[[ Task inputs open ]]
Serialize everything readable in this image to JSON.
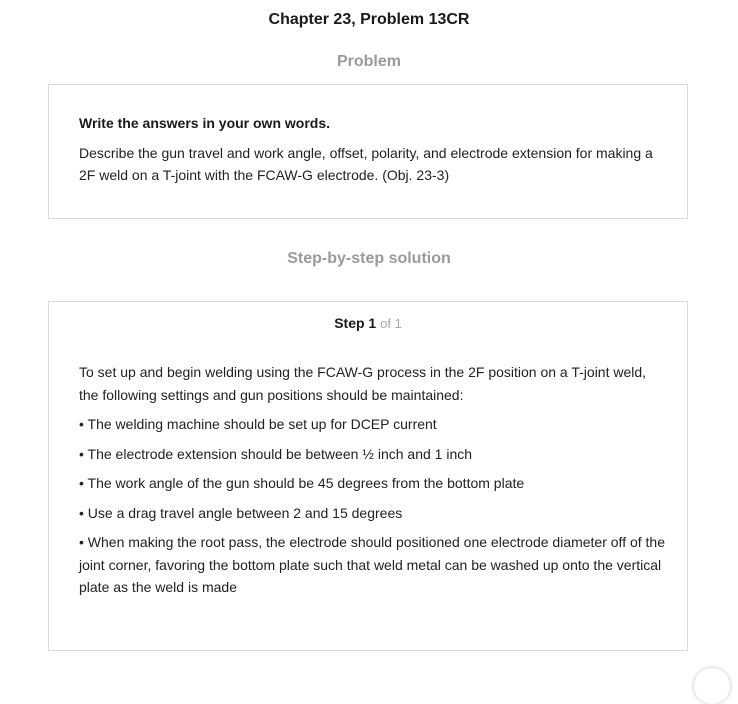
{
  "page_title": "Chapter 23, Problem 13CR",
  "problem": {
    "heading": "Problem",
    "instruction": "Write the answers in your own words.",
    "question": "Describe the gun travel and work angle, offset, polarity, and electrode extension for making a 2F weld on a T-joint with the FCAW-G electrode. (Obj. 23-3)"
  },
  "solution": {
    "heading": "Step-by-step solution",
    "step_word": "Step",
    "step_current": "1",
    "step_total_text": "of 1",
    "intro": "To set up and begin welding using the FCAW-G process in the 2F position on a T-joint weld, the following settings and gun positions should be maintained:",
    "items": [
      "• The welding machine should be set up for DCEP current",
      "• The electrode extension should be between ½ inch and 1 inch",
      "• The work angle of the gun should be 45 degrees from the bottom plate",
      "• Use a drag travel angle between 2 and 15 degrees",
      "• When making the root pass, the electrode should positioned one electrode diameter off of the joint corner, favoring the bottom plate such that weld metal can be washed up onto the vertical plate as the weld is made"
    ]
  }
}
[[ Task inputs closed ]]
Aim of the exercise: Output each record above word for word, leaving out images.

Exercise response:
Serialize everything readable in this image to JSON.
{
  "page_title": "Chapter 23, Problem 13CR",
  "problem": {
    "heading": "Problem",
    "instruction": "Write the answers in your own words.",
    "question": "Describe the gun travel and work angle, offset, polarity, and electrode extension for making a 2F weld on a T-joint with the FCAW-G electrode. (Obj. 23-3)"
  },
  "solution": {
    "heading": "Step-by-step solution",
    "step_word": "Step",
    "step_current": "1",
    "step_total_text": "of 1",
    "intro": "To set up and begin welding using the FCAW-G process in the 2F position on a T-joint weld, the following settings and gun positions should be maintained:",
    "items": [
      "• The welding machine should be set up for DCEP current",
      "• The electrode extension should be between ½ inch and 1 inch",
      "• The work angle of the gun should be 45 degrees from the bottom plate",
      "• Use a drag travel angle between 2 and 15 degrees",
      "• When making the root pass, the electrode should positioned one electrode diameter off of the joint corner, favoring the bottom plate such that weld metal can be washed up onto the vertical plate as the weld is made"
    ]
  }
}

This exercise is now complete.